Last weekend I attended a taijiquan seminar taught by Zhang Yun organized by Paul Cote and Robert Galeone in Silver Spring, MD at Capital Aikikai. Master Zhang presented material from his recent book on Taijiquan Classics. Practitioners attended from Maryland, Virginia, Georgia, New Jersey, Pennsylvania, New York, and Colorado.

In this update, I will describe excerpts from the written description of the curriculum that was covered and offer some of my own reflections. I enjoyed the experience thoroughly and had a chance to train with people I haven't seen in some time and take a few pictures along the way.

Section 1: The Nine Points

This session details taiji’s nine points of body method that are essential for proper form structure, use in push hands, and applications. They are: chenjian, zhuizhou, hanxong, babei, guodan, liutun, songyao, choukua, and tiding. The nine points listed above, as passed down in the Wu family tradition, are based in part on the classical Shen Ba Yao (or Eight Key Points of Taiji) by Wu Yuxiang.

The nine points describe proper body structure and posture needed for Taiji applications to be effective. When applications wind up difficult, it often a case that the pracitioner is not relaxed, and may be forgetting to apply one or more of these nine key points.

Session 2: The Four Word Secret Formula

This session will begin by covering the most basic taiji principle important in form movement, push hands, and applications called xu and shi (or insubstantial and substantial). The Sizi Mijue (or Four-Word Secret Formula) from the classic by Wu Yuxiang are: fu, gai, dui, and tun. These four principles relate to the progressive and correct timing in the application of taiji skills used in fighting when detecting force released by the opponent.

When attacked strongly, there are different timings one may encounter when responding. Different types of power are used depending on the relative timing of an attack and response. This affects the expression of the response. Xu and Shi have many layers of meaning and it was good to see several clear examples of insubsantial and substantial feeling in Taijiquan.


For example, a large diffuse force can interrupt the beginning of an attack, while a piercing direct force can be used to interrupt an attack as it is being expressed.

Session 3: The Five Key Points of Taijiquan
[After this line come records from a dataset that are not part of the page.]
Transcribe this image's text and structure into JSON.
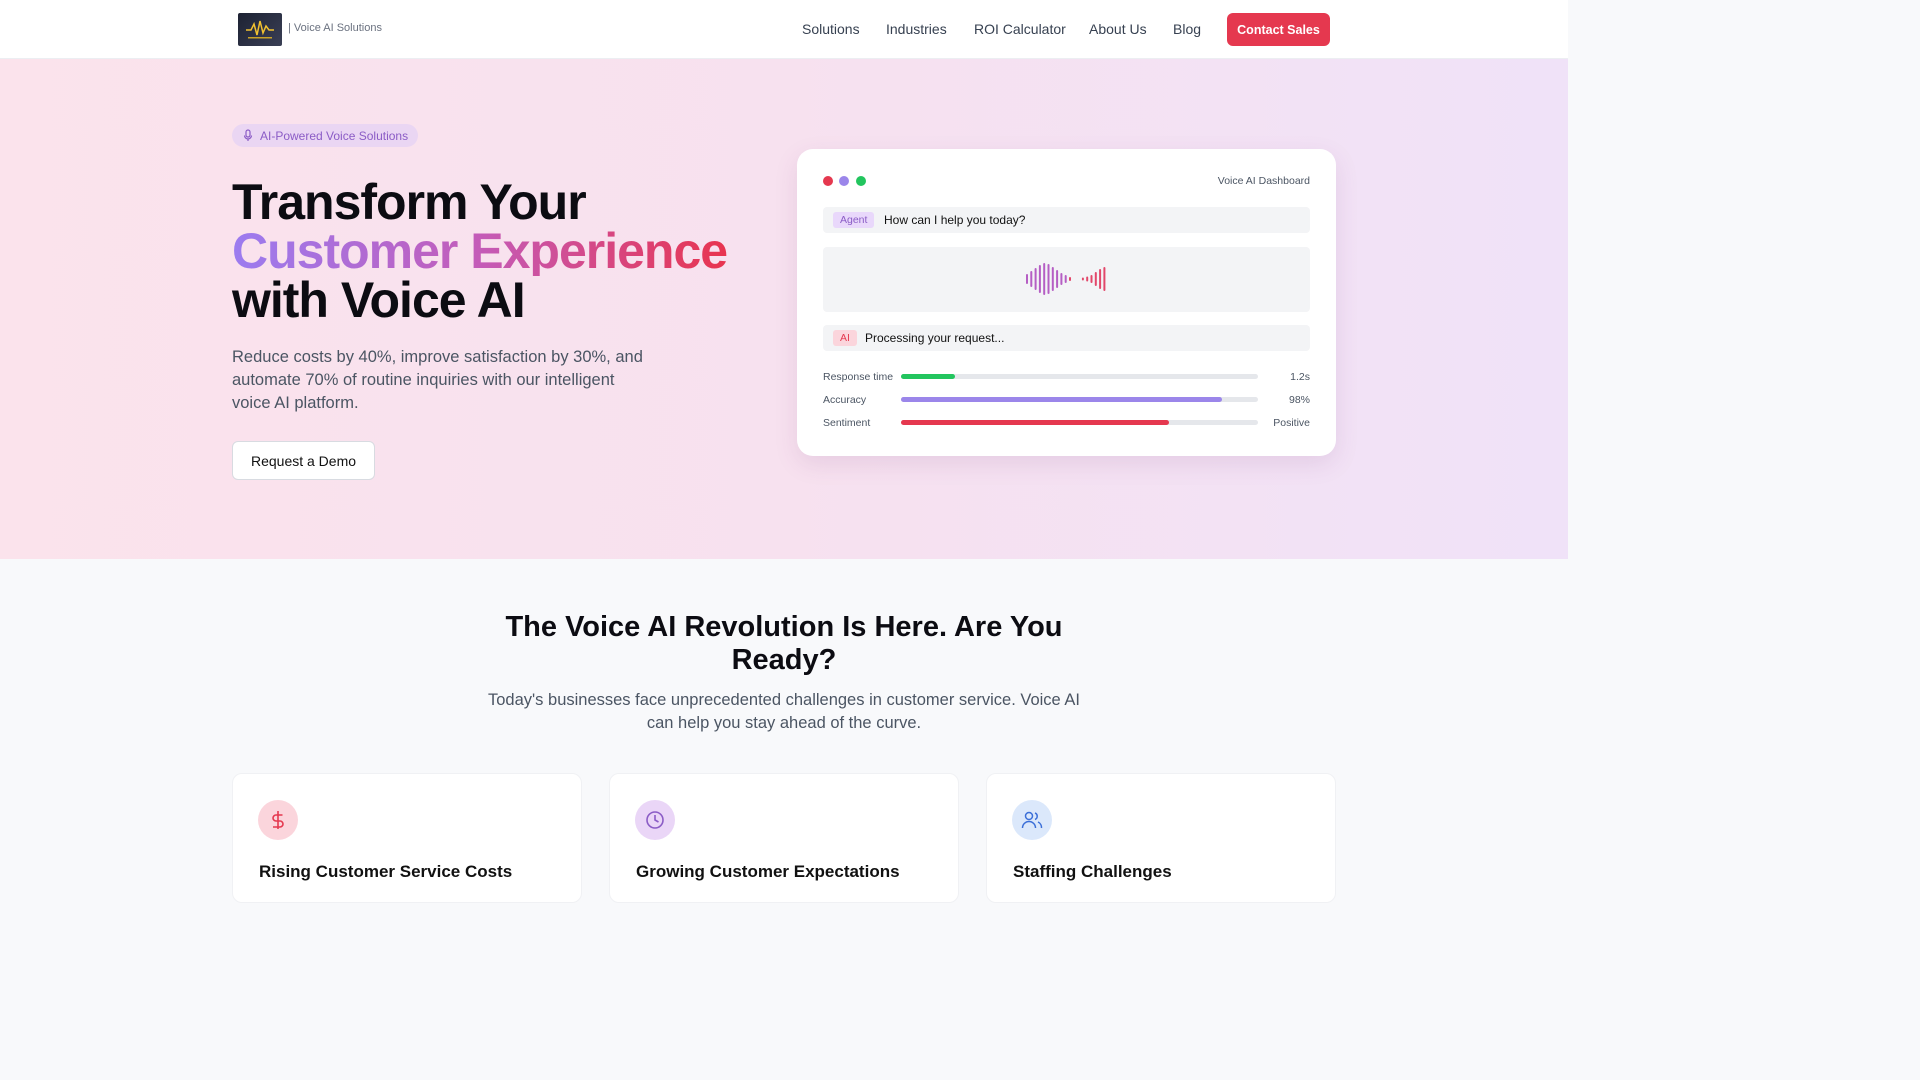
{
  "nav": {
    "brand": "| Voice AI Solutions",
    "links": [
      "Solutions",
      "Industries",
      "ROI Calculator",
      "About Us",
      "Blog"
    ],
    "cta": "Contact Sales"
  },
  "hero": {
    "badge": "AI-Powered Voice Solutions",
    "title_line1": "Transform Your",
    "title_line2": "Customer Experience",
    "title_line3": "with Voice AI",
    "lede": "Reduce costs by 40%, improve satisfaction by 30%, and automate 70% of routine inquiries with our intelligent voice AI platform.",
    "button": "Request a Demo"
  },
  "dashboard": {
    "title": "Voice AI Dashboard",
    "agent_tag": "Agent",
    "agent_msg": "How can I help you today?",
    "ai_tag": "AI",
    "ai_msg": "Processing your request...",
    "metrics": [
      {
        "label": "Response time",
        "value": "1.2s",
        "fill": 0.15,
        "color": "#22c55e"
      },
      {
        "label": "Accuracy",
        "value": "98%",
        "fill": 0.9,
        "color": "#9b86ea"
      },
      {
        "label": "Sentiment",
        "value": "Positive",
        "fill": 0.75,
        "color": "#e5384f"
      }
    ]
  },
  "section2": {
    "title": "The Voice AI Revolution Is Here. Are You Ready?",
    "subtitle": "Today's businesses face unprecedented challenges in customer service. Voice AI can help you stay ahead of the curve.",
    "cards": [
      {
        "title": "Rising Customer Service Costs",
        "icon": "dollar-icon"
      },
      {
        "title": "Growing Customer Expectations",
        "icon": "clock-icon"
      },
      {
        "title": "Staffing Challenges",
        "icon": "users-icon"
      }
    ]
  },
  "colors": {
    "accent": "#e5384f",
    "purple": "#9b7cf0"
  }
}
The Taijiquan Wuge Yaoling (Five Key Points of Taijiquan [to guide the learner’s skill development]) are structured under the following headings: liu he jin (six-integration jin), shi san fa (thirteen methods), wu fa (five methods), ba yaoling (eight key points), and quan li fa (wholebody-force method). Of these, Master Zhang will cover ideas from six integration jin (ninguo, zuanfa, luoxuan, bengzha, jingtan, dousou), seven pairs of the thirteen methods (zheng-yu, xu-shi [also discussed in Session 2], shou-fang, tun-tu, gangrou, dan-shuang, qing-zhong), and whole-body-force method (in attacking).

This material is derived from writings of Wu Menxia and are examples of taiji principles as passed down by the Yang family and appearing in a manual passed down by Niu Lianyuan, student of Yang Banhou. It is important from the perspective of describing the types of jin to be cultivated in Taijiquan practice that make Taijiquan different from other martial arts. For example, ning or "twisting" needs to be present in all expressions of jin, and force when released should be sudden and explosive.

Section 4: The Gathering of Qi

In this session, Master Zhang will cover the principles of gathering the qi in the body and its use (qilan). He will show how this gets applied as storing [he, xu] and releasing [kai, fa] qi for applications in taiji throwing [tifang]. Such principles are explained in early classics in articles like the The Five-Word Formula (Wuzi Jue) and the Secret Formula for Safang (Safang Mijue) passed down by Li Yiyu.

Today, there are many misunderstandings about basic aspects of Taijiquan as well as advanced practices. People may have developed high-level skill in martial arts, and if inspired by Taiji ideas, they may have cultivated skills that are not pure Taiji skills because they do not fully understand the meaning behind them. This can be fine -- one can be quite skilled, independent of their level of Taiji. But studying the classics can provide insight into these topics, and help a person understand what is and what is not Taijiquan. The classics are also important to study in order to understand the proper role of reverse breathing in Taiji practice and how to store and release qi for use in locking and throwing.